Data excerpts
Segment Open
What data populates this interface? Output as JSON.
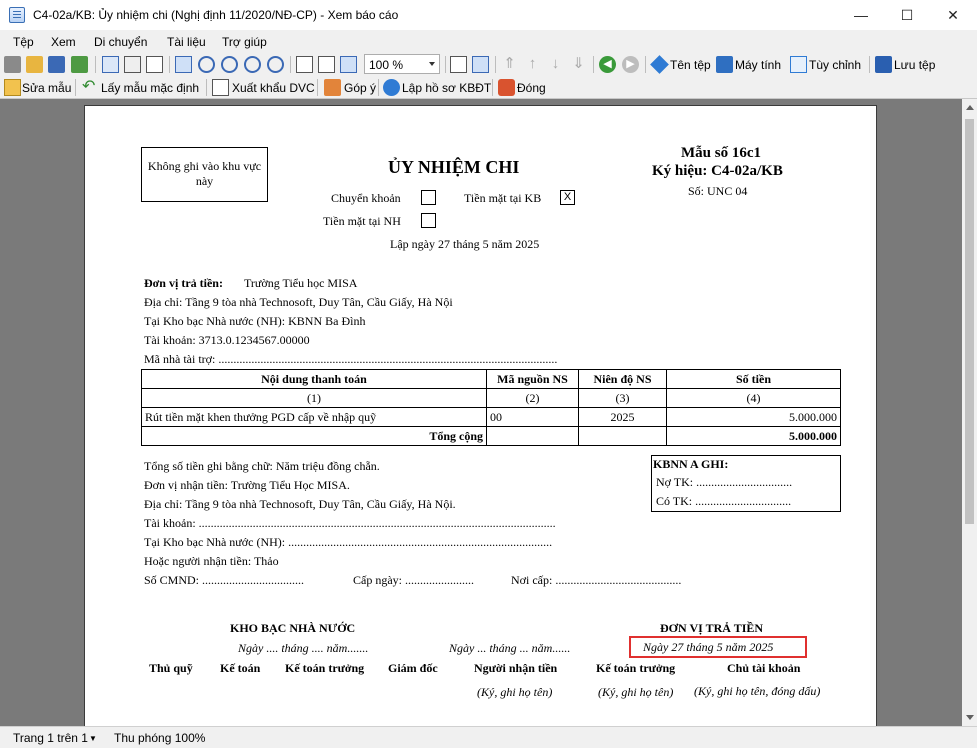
{
  "window": {
    "title": "C4-02a/KB: Ủy nhiệm chi (Nghị định 11/2020/NĐ-CP) - Xem báo cáo",
    "controls": [
      "—",
      "☐",
      "✕"
    ]
  },
  "menu": [
    "Tệp",
    "Xem",
    "Di chuyển",
    "Tài liệu",
    "Trợ giúp"
  ],
  "toolbar": {
    "zoom_value": "100 %",
    "file_name_label": "Tên tệp",
    "calculator_label": "Máy tính",
    "customize_label": "Tùy chỉnh",
    "save_file_label": "Lưu tệp"
  },
  "toolbar2": {
    "edit_template": "Sửa mẫu",
    "default_template": "Lấy mẫu mặc định",
    "export_dvc": "Xuất khẩu DVC",
    "feedback": "Góp ý",
    "create_kbdt": "Lập hồ sơ KBĐT",
    "close": "Đóng"
  },
  "doc": {
    "no_write_box": "Không ghi vào khu vực này",
    "title": "ỦY NHIỆM CHI",
    "form_no": "Mẫu số 16c1",
    "symbol": "Ký hiệu: C4-02a/KB",
    "number": "Số: UNC  04",
    "transfer": "Chuyển khoản",
    "cash_kb": "Tiền mặt tại KB",
    "cash_kb_mark": "X",
    "cash_nh": "Tiền mặt tại NH",
    "date": "Lập ngày 27 tháng 5 năm 2025",
    "payer_label": "Đơn vị trả tiền:",
    "payer_name": "Trường Tiểu học MISA",
    "address": "Địa chỉ: Tầng 9 tòa nhà Technosoft, Duy Tân, Cầu Giấy, Hà Nội",
    "treasury": "Tại Kho bạc Nhà nước (NH): KBNN Ba Đình",
    "account": "Tài khoản: 3713.0.1234567.00000",
    "sponsor": "Mã  nhà  tài  trợ:  .................................................................................................................",
    "table": {
      "headers": [
        "Nội dung thanh toán",
        "Mã nguồn NS",
        "Niên độ NS",
        "Số tiền"
      ],
      "numbers": [
        "(1)",
        "(2)",
        "(3)",
        "(4)"
      ],
      "row": [
        "Rút tiền mặt khen thưởng PGD cấp về nhập quỹ",
        "00",
        "2025",
        "5.000.000"
      ],
      "total_label": "Tổng cộng",
      "total_value": "5.000.000"
    },
    "amount_words": "Tổng số tiền ghi bằng chữ: Năm triệu đồng chẵn.",
    "recipient": "Đơn vị nhận tiền: Trường Tiểu Học MISA.",
    "recipient_address": "Địa chỉ: Tầng 9 tòa nhà Technosoft, Duy Tân, Cầu Giấy, Hà Nội.",
    "recipient_account": "Tài  khoản:  .......................................................................................................................",
    "recipient_treasury": "Tại  Kho  bạc  Nhà  nước  (NH):  ........................................................................................",
    "recipient_person": "Hoặc người nhận tiền: Thảo",
    "id_no": "Số  CMND:  ..................................",
    "issue_date": "Cấp ngày:  .......................",
    "issue_place": "Nơi  cấp:  ..........................................",
    "kbnn_title": "KBNN A GHI:",
    "kbnn_debit": "Nợ TK: ................................",
    "kbnn_credit": "Có TK: ................................",
    "treasury_header": "KHO BẠC NHÀ NƯỚC",
    "payer_header": "ĐƠN VỊ TRẢ TIỀN",
    "date_placeholder_1": "Ngày .... tháng .... năm.......",
    "date_placeholder_2": "Ngày ... tháng ... năm......",
    "sign_date": "Ngày 27 tháng 5 năm 2025",
    "sign_roles": [
      "Thủ quỹ",
      "Kế toán",
      "Kế toán trưởng",
      "Giám đốc",
      "Người nhận tiền",
      "Kế toán trưởng",
      "Chủ tài khoản"
    ],
    "sign_notes": [
      "(Ký, ghi họ tên)",
      "(Ký, ghi họ tên)",
      "(Ký, ghi họ tên, đóng dấu)"
    ]
  },
  "status": {
    "page": "Trang 1 trên 1",
    "zoom": "Thu phóng 100%"
  }
}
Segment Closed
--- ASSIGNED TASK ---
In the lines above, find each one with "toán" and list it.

--- ANSWER SECTION ---
        "Nội dung thanh toán",
      "Kế toán",
      "Kế toán trưởng",
      "Kế toán trưởng",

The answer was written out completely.